[Page and application data records]
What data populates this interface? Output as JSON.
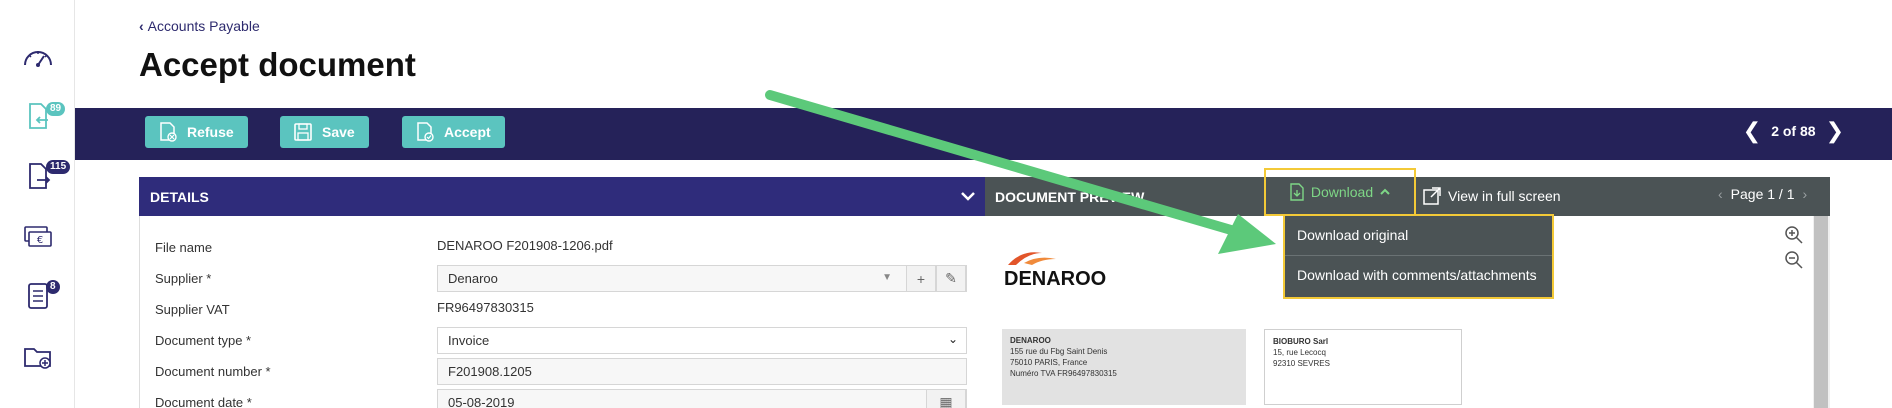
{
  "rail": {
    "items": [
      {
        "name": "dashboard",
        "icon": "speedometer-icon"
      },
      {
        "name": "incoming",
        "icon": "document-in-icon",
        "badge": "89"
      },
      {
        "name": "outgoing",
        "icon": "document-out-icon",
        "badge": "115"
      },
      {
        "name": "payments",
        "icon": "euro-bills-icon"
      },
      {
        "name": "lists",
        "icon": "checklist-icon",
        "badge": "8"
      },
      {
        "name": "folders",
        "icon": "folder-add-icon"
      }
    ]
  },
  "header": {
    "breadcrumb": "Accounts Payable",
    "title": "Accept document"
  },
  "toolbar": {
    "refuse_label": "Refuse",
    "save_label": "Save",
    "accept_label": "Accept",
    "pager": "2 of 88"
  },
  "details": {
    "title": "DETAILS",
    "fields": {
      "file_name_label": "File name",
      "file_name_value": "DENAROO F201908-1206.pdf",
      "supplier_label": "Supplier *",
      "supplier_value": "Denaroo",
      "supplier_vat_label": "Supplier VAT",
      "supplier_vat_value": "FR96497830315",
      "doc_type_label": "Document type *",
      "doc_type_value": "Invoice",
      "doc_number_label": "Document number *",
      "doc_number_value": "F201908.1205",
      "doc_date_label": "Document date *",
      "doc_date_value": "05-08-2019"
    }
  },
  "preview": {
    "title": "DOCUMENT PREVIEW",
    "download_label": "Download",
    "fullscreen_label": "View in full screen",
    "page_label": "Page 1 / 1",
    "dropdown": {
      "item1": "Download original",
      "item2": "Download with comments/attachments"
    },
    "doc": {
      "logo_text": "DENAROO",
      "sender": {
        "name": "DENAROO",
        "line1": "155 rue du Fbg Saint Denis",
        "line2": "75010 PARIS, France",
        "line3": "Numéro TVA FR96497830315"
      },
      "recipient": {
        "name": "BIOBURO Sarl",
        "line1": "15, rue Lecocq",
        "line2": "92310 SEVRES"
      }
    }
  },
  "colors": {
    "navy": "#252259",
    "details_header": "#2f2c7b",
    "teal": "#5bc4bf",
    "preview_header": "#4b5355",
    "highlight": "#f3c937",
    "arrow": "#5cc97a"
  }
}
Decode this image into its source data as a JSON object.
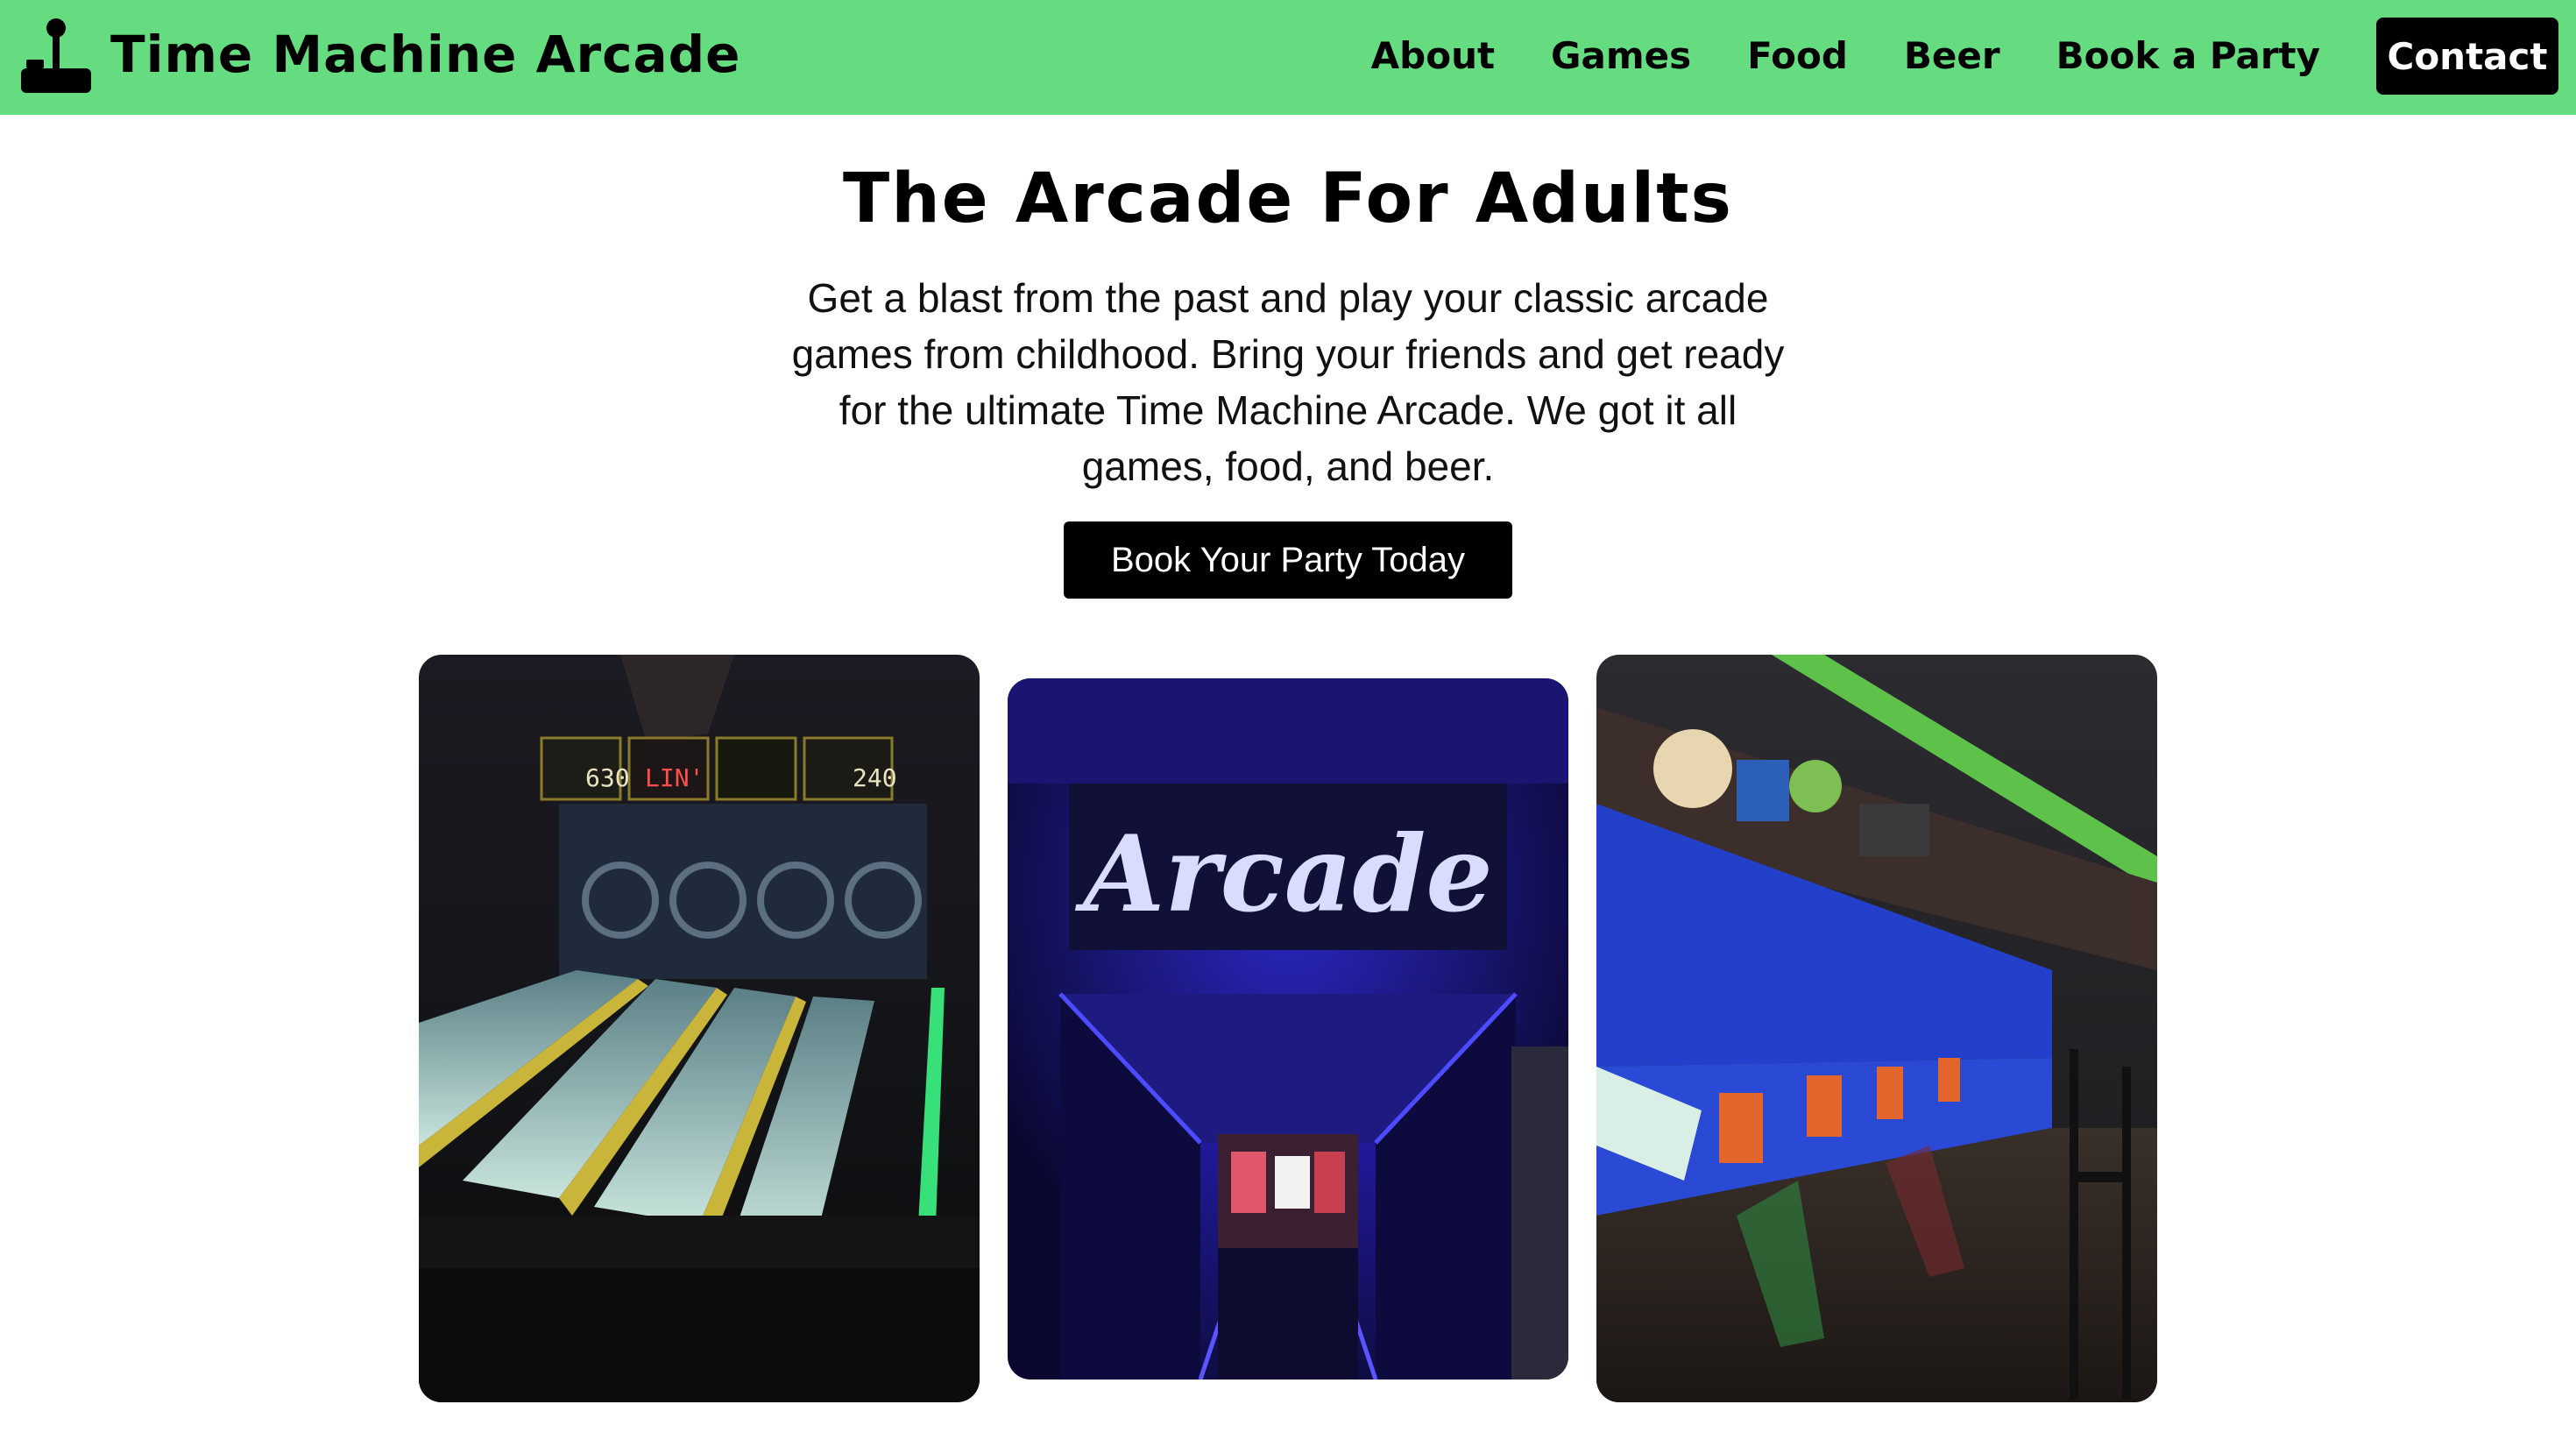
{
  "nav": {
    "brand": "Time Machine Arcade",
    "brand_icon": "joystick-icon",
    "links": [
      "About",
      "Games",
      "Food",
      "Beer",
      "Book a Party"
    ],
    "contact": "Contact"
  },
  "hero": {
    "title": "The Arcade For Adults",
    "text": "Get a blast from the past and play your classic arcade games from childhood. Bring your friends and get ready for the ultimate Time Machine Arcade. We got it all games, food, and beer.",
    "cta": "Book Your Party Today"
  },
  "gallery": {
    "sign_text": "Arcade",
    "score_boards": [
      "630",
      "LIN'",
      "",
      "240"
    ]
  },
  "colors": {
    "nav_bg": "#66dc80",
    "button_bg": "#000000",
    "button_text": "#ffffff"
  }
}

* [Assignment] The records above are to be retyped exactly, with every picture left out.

* [Answer to this task]
What data populates this interface? Output as JSON.
{
  "rail": {
    "items": [
      {
        "name": "dashboard",
        "icon": "speedometer-icon"
      },
      {
        "name": "incoming",
        "icon": "document-in-icon",
        "badge": "89"
      },
      {
        "name": "outgoing",
        "icon": "document-out-icon",
        "badge": "115"
      },
      {
        "name": "payments",
        "icon": "euro-bills-icon"
      },
      {
        "name": "lists",
        "icon": "checklist-icon",
        "badge": "8"
      },
      {
        "name": "folders",
        "icon": "folder-add-icon"
      }
    ]
  },
  "header": {
    "breadcrumb": "Accounts Payable",
    "title": "Accept document"
  },
  "toolbar": {
    "refuse_label": "Refuse",
    "save_label": "Save",
    "accept_label": "Accept",
    "pager": "2 of 88"
  },
  "details": {
    "title": "DETAILS",
    "fields": {
      "file_name_label": "File name",
      "file_name_value": "DENAROO F201908-1206.pdf",
      "supplier_label": "Supplier *",
      "supplier_value": "Denaroo",
      "supplier_vat_label": "Supplier VAT",
      "supplier_vat_value": "FR96497830315",
      "doc_type_label": "Document type *",
      "doc_type_value": "Invoice",
      "doc_number_label": "Document number *",
      "doc_number_value": "F201908.1205",
      "doc_date_label": "Document date *",
      "doc_date_value": "05-08-2019"
    }
  },
  "preview": {
    "title": "DOCUMENT PREVIEW",
    "download_label": "Download",
    "fullscreen_label": "View in full screen",
    "page_label": "Page 1 / 1",
    "dropdown": {
      "item1": "Download original",
      "item2": "Download with comments/attachments"
    },
    "doc": {
      "logo_text": "DENAROO",
      "sender": {
        "name": "DENAROO",
        "line1": "155 rue du Fbg Saint Denis",
        "line2": "75010 PARIS, France",
        "line3": "Numéro TVA FR96497830315"
      },
      "recipient": {
        "name": "BIOBURO Sarl",
        "line1": "15, rue Lecocq",
        "line2": "92310 SEVRES"
      }
    }
  },
  "colors": {
    "navy": "#252259",
    "details_header": "#2f2c7b",
    "teal": "#5bc4bf",
    "preview_header": "#4b5355",
    "highlight": "#f3c937",
    "arrow": "#5cc97a"
  }
}
Decode this image into its source data as a JSON object.
{
  "nav": {
    "brand": "Time Machine Arcade",
    "brand_icon": "joystick-icon",
    "links": [
      "About",
      "Games",
      "Food",
      "Beer",
      "Book a Party"
    ],
    "contact": "Contact"
  },
  "hero": {
    "title": "The Arcade For Adults",
    "text": "Get a blast from the past and play your classic arcade games from childhood. Bring your friends and get ready for the ultimate Time Machine Arcade. We got it all games, food, and beer.",
    "cta": "Book Your Party Today"
  },
  "gallery": {
    "sign_text": "Arcade",
    "score_boards": [
      "630",
      "LIN'",
      "",
      "240"
    ]
  },
  "colors": {
    "nav_bg": "#66dc80",
    "button_bg": "#000000",
    "button_text": "#ffffff"
  }
}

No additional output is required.